michele (7/20/2011 at 10:48 AM)
I agree with James. We got people coming in for pregnancy tests, for stubbed toes, for ear infections, seasonal allergies and that was just yesterday. In 12 hours I saw 3 patients who needed an emergency room the rest were clinic patients. The best is when the pt tries to do the right thing and the clinic or their PCP office sends them into the ED for "faster test results". Really it is out of control.

James (10/6/2010 at 3:52 PM)
I don't suppose any of these rocket scientists have determined that the reason people are leaving the ED without being seen is because their condition doesn't justify an ED visit. What nobody wants to address is the elephant in the room called EMTLA. Change that and then ED's can return to their primary role. Which is addressing emergencys instead of being a 24 hour walk in clinic.

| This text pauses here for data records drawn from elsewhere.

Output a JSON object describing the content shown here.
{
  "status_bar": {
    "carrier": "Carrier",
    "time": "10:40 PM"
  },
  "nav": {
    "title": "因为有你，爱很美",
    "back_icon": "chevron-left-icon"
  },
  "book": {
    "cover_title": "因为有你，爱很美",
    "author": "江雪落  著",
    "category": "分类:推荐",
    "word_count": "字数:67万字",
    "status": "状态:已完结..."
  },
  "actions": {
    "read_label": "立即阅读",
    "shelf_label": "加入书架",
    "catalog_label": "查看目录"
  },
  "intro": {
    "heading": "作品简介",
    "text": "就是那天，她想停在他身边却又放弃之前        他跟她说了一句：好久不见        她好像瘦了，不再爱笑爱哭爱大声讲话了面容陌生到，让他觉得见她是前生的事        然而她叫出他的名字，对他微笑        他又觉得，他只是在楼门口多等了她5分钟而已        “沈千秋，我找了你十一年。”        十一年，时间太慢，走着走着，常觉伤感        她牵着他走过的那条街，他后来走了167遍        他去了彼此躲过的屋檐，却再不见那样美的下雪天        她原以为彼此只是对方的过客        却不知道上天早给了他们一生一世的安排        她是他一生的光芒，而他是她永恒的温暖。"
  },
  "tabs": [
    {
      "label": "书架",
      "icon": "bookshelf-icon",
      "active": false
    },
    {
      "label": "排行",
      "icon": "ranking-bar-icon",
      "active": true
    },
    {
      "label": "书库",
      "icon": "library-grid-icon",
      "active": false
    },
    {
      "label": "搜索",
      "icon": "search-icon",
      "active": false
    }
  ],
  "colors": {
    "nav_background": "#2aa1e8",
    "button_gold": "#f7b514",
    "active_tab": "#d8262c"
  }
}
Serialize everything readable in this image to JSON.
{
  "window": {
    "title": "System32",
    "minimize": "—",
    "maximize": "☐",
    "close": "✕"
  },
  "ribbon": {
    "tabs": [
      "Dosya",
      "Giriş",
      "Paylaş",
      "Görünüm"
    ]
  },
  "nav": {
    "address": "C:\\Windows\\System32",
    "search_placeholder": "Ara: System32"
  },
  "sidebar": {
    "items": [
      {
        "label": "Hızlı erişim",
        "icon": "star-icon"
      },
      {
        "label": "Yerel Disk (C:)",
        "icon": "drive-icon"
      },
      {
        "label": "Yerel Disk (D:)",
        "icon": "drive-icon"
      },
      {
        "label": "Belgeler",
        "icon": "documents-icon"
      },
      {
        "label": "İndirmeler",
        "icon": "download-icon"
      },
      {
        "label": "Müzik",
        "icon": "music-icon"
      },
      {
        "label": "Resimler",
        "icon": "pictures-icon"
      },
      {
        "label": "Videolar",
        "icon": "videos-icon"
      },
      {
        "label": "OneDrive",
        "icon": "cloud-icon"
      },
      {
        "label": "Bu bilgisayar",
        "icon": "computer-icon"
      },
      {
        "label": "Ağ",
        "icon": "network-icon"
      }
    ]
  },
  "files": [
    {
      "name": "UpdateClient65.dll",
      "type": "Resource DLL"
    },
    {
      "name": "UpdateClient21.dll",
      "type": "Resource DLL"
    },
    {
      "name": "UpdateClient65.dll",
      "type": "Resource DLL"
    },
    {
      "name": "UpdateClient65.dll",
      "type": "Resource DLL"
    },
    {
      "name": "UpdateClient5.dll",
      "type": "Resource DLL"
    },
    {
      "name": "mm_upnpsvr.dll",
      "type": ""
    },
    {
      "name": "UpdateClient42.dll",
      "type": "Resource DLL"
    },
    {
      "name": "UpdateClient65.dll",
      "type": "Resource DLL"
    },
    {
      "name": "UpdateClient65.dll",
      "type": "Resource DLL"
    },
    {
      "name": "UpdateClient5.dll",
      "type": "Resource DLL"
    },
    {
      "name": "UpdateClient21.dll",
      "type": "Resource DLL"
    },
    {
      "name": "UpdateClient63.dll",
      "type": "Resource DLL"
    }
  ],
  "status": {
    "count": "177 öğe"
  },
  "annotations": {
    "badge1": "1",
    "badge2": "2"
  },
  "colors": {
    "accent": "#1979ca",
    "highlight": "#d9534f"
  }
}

bob (10/4/2010 at 10:25 AM)
Many years ago, we solved this problem at a large teaching hospital with a very high occupancy rate. We did an analysis of emergency department patients requiring admission, and worked out a system in the admissions office to control the number of admissions of non-urgent in-patients each day so that beds would be available for the emergency cases. We found that we could do this without having to keep beds open on very many days when the predicted number of emergency admissions was less than estimated. We overcame opposition to this innovation of some of the surgical staff by allowing each member of the medical staff to admit no more than three non-urgent cases annually without question. This made all the difference in cooperation from the medical staff! The limitation on the number of non-urgent cases led to a great deal of voluntary innovation in medical staff management of their non-urgent cases and operating room scheduling: much more attention to prompt discharge of their in-patients; greater use of our ambulatory surgical facility; even getting us involved in improving quality at the other hospitals they were using!